These airmen are being provided Oculus Quest 2 headsets that will allow them to see firsthand what it looks like to remotely pilot an MQ-9 Reaper aircraft.
Oculus Quest headsets were originally designed solely for gaming purposes. In 2012, the inventor, Palmer Lucky, impressed his investors with the first Oculus Rift prototype. This prototype presented the capability to have a fully immersive gaming experience that would quite literally place the gamer inside the game. About three years later, billionaire Mark Zuckerberg purchased the Oculus Rift technology and therefore catapulted it into the technology we know today.
“What we have in the hands of students is not set up to mimic actually piloting aircraft,” Capt. John Grice stated, “It is more of an observing type of thing … like they are standing in the cockpit.”
Capt. John Grice goes on to state that he finds virtual reality technology to be “phenomenal”. Later on in the interview, Capt. John Grice continues to clarify how it will train the airmen to be able to do everything from how to turn the aircraft, to even dropping bombs in very small and specific locations.
Moth + Flame, a company based in Brooklyn, New York, has worked with the United States Air Force since 2019 mastering the virtual reality technology used for the Reaper training. They use high-definition cameras as well as LIDAR, or light detecting and radar sensors, to be able to scan their environment.
The Moth + Flame website claims, “VR solves your most difficult training problems. Enhanced competency-based performance training delivering immediate impact and better return on investment.” Moth + Flame proclaims themselves as the future of virtual reality.
This is not the first time Moth + Flame has provided the Air Force with virtual reality technology. The first time this technology was used was for maintenance training for C-130 H and J models.
Moth + Flame says that their end goal is to be the leading technology partner for not only the United States Air Force but for America’s military in general. With Moth + Flame’s help, they will be able to cut down on training time, resources, and the overall training budget.
Bryce Luken, the Chief Operating Officer of Moth + Flame, says, “We take the training they do in the classroom and put it into the VR domain to create the same level of training or enhance it.”

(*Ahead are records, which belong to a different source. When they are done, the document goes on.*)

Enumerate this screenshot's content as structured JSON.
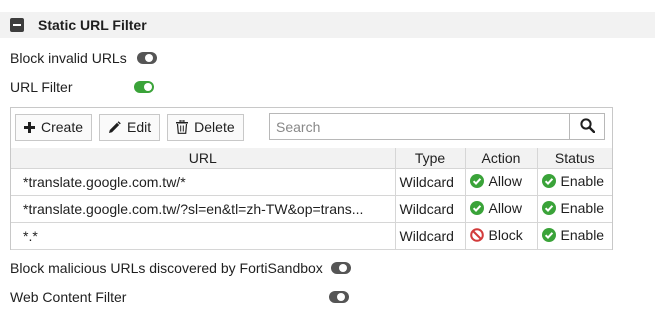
{
  "section": {
    "title": "Static URL Filter"
  },
  "options": {
    "block_invalid_urls": {
      "label": "Block invalid URLs",
      "enabled": false
    },
    "url_filter": {
      "label": "URL Filter",
      "enabled": true
    },
    "block_malicious": {
      "label": "Block malicious URLs discovered by FortiSandbox",
      "enabled": false
    },
    "web_content_filter": {
      "label": "Web Content Filter",
      "enabled": false
    }
  },
  "toolbar": {
    "create_label": "Create",
    "edit_label": "Edit",
    "delete_label": "Delete",
    "search_placeholder": "Search"
  },
  "table": {
    "columns": [
      "URL",
      "Type",
      "Action",
      "Status"
    ],
    "rows": [
      {
        "url": "*translate.google.com.tw/*",
        "type": "Wildcard",
        "action": "Allow",
        "status": "Enable"
      },
      {
        "url": "*translate.google.com.tw/?sl=en&tl=zh-TW&op=trans...",
        "type": "Wildcard",
        "action": "Allow",
        "status": "Enable"
      },
      {
        "url": "*.*",
        "type": "Wildcard",
        "action": "Block",
        "status": "Enable"
      }
    ]
  },
  "colors": {
    "toggle_on": "#3aa339",
    "toggle_off": "#555555",
    "allow": "#3aa339",
    "block": "#d23b3b",
    "header_bg": "#f2f2f2"
  }
}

It is impressive that this is just the beginning of where virtual reality could take us. In just six short years it went from a fun gaming system to military training that will save lives and streamline the overall military training process. What would you like to see come next for the Oculus or virtual reality technology?